[Stored data entries]
____________________

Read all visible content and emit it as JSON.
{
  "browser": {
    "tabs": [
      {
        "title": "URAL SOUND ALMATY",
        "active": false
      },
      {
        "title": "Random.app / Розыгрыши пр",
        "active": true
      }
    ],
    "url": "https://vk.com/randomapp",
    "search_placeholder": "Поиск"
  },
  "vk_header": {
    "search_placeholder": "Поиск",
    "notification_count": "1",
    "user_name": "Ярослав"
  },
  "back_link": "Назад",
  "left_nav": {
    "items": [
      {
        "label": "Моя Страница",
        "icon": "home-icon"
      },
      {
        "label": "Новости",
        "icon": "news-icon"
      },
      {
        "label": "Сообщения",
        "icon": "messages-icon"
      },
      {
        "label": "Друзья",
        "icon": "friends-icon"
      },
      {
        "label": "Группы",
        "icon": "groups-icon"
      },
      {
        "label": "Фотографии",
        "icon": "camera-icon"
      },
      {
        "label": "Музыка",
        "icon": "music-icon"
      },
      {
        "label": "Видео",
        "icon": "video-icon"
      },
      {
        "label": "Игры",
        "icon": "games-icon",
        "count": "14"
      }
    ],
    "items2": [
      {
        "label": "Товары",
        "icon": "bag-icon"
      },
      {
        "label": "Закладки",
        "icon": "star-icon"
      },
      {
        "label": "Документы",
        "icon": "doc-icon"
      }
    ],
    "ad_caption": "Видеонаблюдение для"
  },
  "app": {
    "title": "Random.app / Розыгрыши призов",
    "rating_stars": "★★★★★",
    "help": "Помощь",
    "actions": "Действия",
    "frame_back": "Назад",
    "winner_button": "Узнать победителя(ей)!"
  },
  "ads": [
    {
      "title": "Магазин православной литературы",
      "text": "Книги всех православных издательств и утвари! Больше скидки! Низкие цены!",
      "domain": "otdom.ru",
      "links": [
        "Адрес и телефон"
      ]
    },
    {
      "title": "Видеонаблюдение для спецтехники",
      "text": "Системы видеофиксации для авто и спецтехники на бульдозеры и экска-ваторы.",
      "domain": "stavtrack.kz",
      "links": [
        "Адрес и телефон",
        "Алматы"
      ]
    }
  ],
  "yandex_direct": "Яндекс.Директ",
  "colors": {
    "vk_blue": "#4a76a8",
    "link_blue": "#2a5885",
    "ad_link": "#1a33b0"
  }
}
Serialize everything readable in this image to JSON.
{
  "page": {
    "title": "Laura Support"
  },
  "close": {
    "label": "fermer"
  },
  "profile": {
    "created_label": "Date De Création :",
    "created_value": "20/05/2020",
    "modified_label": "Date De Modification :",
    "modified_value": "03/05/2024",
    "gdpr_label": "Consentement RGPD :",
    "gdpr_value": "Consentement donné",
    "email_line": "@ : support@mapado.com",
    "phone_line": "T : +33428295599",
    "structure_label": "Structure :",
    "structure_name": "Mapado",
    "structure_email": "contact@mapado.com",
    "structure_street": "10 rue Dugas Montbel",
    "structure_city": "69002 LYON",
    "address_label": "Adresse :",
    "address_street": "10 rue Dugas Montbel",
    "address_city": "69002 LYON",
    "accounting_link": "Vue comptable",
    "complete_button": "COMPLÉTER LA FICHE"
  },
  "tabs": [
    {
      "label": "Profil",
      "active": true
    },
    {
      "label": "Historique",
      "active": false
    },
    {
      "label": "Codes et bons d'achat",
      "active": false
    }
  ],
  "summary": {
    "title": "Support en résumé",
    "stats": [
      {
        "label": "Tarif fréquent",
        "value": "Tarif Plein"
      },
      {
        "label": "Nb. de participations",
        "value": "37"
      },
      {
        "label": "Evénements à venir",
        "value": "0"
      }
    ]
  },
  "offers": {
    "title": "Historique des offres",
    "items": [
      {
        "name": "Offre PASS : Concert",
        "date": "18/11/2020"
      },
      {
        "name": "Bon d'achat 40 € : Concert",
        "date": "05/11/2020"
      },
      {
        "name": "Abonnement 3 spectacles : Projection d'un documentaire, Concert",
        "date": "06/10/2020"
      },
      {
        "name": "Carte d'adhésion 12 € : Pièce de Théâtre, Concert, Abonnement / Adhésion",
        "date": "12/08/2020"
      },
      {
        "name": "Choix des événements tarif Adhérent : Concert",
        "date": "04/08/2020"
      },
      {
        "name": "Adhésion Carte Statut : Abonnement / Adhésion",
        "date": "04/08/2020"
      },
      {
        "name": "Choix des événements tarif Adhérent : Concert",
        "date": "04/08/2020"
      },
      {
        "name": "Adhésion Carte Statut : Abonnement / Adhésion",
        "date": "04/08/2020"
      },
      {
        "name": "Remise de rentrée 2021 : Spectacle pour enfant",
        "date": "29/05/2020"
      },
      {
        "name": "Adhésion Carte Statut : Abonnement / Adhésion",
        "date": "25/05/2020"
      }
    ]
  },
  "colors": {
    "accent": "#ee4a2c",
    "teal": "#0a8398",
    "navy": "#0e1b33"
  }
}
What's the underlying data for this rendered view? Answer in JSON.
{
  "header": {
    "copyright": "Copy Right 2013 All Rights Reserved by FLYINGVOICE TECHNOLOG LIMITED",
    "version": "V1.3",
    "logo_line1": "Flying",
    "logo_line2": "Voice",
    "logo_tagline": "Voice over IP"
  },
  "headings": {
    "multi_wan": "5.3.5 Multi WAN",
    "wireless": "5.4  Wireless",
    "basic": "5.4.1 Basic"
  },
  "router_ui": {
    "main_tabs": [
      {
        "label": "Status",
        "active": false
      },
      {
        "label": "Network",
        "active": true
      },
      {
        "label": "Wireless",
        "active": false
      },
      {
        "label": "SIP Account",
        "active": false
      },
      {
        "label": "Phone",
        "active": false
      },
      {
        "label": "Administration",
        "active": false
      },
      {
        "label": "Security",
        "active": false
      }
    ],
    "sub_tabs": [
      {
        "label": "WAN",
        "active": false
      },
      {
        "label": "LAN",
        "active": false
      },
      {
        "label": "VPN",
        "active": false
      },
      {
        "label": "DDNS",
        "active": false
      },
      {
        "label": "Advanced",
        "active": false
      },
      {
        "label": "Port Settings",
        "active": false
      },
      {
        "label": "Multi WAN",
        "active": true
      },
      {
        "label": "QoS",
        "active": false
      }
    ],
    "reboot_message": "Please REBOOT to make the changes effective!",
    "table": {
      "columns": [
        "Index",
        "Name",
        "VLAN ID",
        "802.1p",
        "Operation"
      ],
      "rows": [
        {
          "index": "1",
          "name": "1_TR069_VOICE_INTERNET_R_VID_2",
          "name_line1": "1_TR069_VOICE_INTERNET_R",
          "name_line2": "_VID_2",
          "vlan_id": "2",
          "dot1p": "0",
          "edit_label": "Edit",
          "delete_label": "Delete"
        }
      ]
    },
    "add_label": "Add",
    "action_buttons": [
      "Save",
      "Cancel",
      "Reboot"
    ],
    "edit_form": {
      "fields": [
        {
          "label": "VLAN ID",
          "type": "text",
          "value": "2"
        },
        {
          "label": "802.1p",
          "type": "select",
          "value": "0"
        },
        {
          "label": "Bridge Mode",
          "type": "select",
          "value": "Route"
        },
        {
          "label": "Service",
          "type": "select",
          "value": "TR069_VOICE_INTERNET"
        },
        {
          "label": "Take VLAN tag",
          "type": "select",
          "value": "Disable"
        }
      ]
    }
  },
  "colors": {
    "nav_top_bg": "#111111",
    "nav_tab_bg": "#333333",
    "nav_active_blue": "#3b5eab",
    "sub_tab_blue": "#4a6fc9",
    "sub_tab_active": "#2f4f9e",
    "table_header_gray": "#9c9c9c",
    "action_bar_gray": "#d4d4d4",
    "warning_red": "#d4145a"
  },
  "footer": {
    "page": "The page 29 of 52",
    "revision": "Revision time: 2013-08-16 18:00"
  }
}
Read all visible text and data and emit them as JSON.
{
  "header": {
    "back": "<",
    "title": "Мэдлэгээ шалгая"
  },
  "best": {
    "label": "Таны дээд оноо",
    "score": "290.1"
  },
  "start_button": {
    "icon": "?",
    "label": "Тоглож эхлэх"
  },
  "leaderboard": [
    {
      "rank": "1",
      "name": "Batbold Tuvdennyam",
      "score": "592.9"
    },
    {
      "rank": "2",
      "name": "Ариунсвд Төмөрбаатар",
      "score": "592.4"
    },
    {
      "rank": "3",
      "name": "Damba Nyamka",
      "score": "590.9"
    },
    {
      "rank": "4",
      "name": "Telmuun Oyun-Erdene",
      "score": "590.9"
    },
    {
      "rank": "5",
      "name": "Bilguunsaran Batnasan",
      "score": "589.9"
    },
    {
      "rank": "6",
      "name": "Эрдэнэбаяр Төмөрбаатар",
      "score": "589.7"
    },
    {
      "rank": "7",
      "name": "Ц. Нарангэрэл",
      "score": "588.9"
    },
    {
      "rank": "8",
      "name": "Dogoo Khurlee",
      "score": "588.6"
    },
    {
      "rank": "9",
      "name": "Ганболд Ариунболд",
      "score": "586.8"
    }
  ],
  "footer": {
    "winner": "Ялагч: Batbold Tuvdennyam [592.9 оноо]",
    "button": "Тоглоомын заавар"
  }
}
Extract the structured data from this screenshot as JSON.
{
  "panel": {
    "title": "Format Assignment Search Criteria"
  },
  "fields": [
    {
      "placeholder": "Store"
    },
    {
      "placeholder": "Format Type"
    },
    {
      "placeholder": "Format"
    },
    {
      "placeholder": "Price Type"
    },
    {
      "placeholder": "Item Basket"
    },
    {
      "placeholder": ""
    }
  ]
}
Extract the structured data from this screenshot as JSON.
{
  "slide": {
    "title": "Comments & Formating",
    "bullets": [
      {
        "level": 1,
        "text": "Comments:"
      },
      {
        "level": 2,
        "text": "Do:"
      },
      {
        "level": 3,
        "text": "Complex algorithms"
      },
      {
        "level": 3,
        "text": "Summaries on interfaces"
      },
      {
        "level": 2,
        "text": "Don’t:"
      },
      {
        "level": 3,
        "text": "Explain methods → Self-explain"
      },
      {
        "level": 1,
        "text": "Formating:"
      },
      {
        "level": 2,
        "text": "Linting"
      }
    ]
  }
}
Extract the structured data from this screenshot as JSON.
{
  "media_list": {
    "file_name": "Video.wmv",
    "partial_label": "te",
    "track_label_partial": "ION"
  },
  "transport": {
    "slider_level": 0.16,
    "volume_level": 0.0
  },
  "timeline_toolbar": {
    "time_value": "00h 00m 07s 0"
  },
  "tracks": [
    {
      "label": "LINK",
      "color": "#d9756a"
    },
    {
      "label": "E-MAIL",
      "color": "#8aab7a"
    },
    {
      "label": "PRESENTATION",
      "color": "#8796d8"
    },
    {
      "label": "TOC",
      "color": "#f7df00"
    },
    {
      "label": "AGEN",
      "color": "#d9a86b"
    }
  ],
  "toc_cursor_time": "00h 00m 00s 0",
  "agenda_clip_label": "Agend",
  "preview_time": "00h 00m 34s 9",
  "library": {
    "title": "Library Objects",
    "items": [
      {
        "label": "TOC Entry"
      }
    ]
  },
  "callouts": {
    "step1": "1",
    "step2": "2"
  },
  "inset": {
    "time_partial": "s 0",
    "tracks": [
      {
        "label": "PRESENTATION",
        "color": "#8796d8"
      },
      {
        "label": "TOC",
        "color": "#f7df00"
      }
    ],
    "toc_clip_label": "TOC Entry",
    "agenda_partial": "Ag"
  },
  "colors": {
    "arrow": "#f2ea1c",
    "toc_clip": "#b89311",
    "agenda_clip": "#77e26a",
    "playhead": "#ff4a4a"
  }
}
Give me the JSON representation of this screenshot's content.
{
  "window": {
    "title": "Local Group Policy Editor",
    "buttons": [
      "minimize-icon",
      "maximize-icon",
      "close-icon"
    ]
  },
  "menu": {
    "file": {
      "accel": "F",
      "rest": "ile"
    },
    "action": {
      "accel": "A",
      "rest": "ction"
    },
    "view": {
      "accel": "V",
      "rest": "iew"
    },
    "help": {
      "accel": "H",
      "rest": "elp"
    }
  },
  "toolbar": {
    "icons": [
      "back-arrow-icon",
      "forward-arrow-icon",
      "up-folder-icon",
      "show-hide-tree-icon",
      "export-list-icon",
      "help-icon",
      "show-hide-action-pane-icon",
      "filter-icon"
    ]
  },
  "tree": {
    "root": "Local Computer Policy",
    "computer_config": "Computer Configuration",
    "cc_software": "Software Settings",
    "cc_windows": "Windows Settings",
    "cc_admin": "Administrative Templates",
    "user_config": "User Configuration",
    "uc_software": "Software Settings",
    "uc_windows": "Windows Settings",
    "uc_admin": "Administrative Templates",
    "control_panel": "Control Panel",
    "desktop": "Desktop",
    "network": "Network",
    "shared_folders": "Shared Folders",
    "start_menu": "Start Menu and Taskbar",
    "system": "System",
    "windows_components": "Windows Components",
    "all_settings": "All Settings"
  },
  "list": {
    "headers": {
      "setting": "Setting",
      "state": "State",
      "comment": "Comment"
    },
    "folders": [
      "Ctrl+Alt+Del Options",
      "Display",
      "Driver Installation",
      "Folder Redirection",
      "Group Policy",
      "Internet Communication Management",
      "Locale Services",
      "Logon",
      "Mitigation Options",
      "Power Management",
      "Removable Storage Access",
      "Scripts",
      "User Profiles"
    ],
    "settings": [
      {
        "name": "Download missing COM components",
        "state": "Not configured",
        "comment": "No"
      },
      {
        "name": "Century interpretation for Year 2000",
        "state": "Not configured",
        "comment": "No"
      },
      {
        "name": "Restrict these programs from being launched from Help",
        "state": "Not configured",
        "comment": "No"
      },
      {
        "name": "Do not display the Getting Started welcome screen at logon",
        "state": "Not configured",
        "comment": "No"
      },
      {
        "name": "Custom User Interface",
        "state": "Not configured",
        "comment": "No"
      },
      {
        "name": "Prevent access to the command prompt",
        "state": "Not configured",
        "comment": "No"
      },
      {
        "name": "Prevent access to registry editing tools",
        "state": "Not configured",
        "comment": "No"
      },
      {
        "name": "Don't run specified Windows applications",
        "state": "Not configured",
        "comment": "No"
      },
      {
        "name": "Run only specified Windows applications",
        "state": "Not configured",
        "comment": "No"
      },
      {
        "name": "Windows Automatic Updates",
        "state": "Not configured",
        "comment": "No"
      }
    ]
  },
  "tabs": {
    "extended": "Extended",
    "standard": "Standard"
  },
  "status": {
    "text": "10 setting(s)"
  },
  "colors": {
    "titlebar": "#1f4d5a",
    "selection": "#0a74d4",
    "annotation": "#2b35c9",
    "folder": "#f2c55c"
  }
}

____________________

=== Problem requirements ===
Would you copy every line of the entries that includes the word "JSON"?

=== The completed task ===
Read all visible content and emit it as JSON.
Serialize everything readable in this image to JSON.
What's the underlying data for this rendered view? Answer in JSON.
Read all visible text and data and emit them as JSON.
Extract the structured data from this screenshot as JSON.
Extract the structured data from this screenshot as JSON.
Extract the structured data from this screenshot as JSON.
Give me the JSON representation of this screenshot's content.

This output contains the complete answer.